Crowdsourcing Novels, Translation’s Role in Latin American Culture, and More


Every day Poets & Writers Magazine scans the headlines—from publishing reports to academic announcements to literary dispatches—for all the news that creative writers need to know. Here are today's stories:

The Kenyon Review features a conversation with Mexican essayist and translator Ilan Stavans and Latin American Studies and Translation professor Charles Hatfield on the role of translation in Latin American culture. The conversation is the first in a series on the topic, in which Stavans and Hatfield will discuss “the role of translation in the conquest of the Americas, moving on to the colonial period, the independence period, the nineteenth century, and the twentieth century.”

More on the subject of translation at the Ploughshares blog: Yardenne Greenspan discusses the difficulties of prioritizing work as both a translator and a writer. “Translation, like writing, is both time consuming and taxing to the mind. It requires creative commitment and depletes one’s literary resources…. By putting translation first in my daily routine I am, de facto, defining myself as a translator who writes, rather than a writer who translates.”

Poet Nikki Giovanni discusses the influence of Alex Haley’s Pulitzer Prize–winning novel Roots, which celebrates its fortieth anniversary this year. Over Memorial Day weekend, a new remake of the 1977 television adaptation will air on several channels. (Literary Hub, New York Times)

What’s it like to crowdsource a novel on the Internet? A writer and editor for the tech website CNET shares what he learned from his experience collaborating with the public on a science fiction novel.

More than four hundred fifty U.S. writers—including Stephen King, Amy Tan, Rita Dove, and Junot Díaz—have signed a petition opposing Donald Trump’s presidential candidacy. As of today, the petition has reached more than eight thousand signatures. (

The recent ban of a graphic novel from a Minnesota school over its “inappropriate language” has drawn protests from free speech organizations, including the National Coalition Against Censorship, PEN America, and the National Council of Teachers of English. (Guardian)

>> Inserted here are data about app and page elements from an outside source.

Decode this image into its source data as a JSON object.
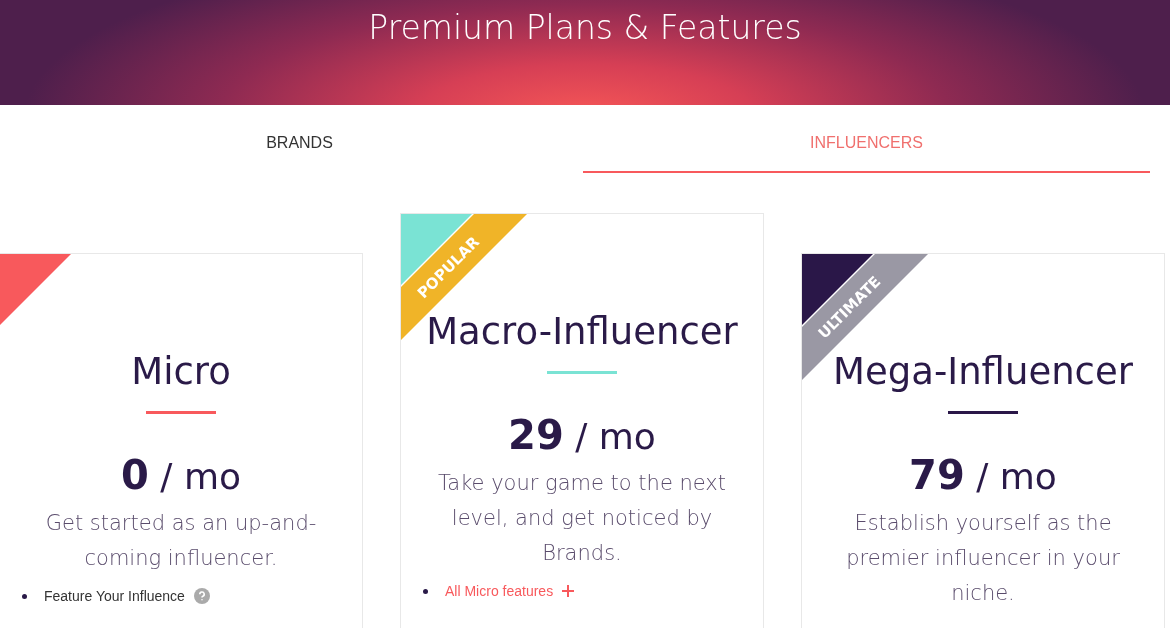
{
  "header": {
    "title": "Premium Plans & Features"
  },
  "tabs": [
    {
      "label": "BRANDS",
      "selected": false
    },
    {
      "label": "INFLUENCERS",
      "selected": true
    }
  ],
  "plans": [
    {
      "name": "Micro",
      "color": "#f8595c",
      "price": "0",
      "period": " / mo",
      "description": "Get started as an up-and-coming influencer.",
      "raised": false,
      "features": [
        {
          "kind": "info",
          "text": "Feature Your Influence"
        }
      ]
    },
    {
      "name": "Macro-Influencer",
      "color": "#7ae3d4",
      "ribbon": {
        "label": "POPULAR",
        "color": "#f0b428"
      },
      "price": "29",
      "period": " / mo",
      "description": "Take your game to the next level, and get noticed by Brands.",
      "raised": true,
      "features": [
        {
          "kind": "link",
          "text": "All Micro features"
        }
      ]
    },
    {
      "name": "Mega-Influencer",
      "color": "#2a1748",
      "ribbon": {
        "label": "ULTIMATE",
        "color": "#9a98a4"
      },
      "price": "79",
      "period": " / mo",
      "description": "Establish yourself as the premier influencer in your niche.",
      "raised": false
    }
  ]
}
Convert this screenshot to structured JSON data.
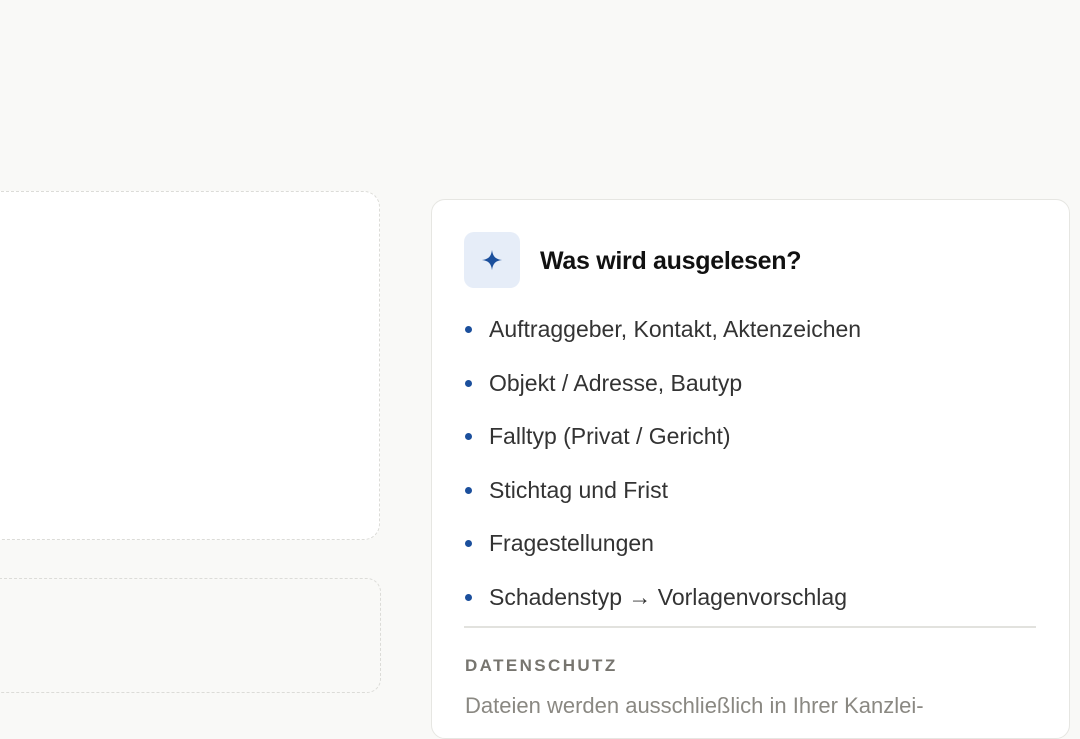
{
  "info_card": {
    "icon": "sparkle-icon",
    "title": "Was wird ausgelesen?",
    "items": [
      "Auftraggeber, Kontakt, Aktenzeichen",
      "Objekt / Adresse, Bautyp",
      "Falltyp (Privat / Gericht)",
      "Stichtag und Frist",
      "Fragestellungen",
      "Schadenstyp → Vorlagenvorschlag"
    ],
    "privacy_label": "DATENSCHUTZ",
    "privacy_text": "Dateien werden ausschließlich in Ihrer Kanzlei-"
  },
  "colors": {
    "accent": "#1b4f9c",
    "icon_background": "#e6edf8",
    "page_background": "#f9f9f7"
  }
}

Meanwhile, the inaugural Little Free Library Fest was held in Minneapolis this past weekend. During the event, community members constructed a hundred Little Free Libraries, which were then distributed to neighborhoods and facilities in need. (Publishers Weekly)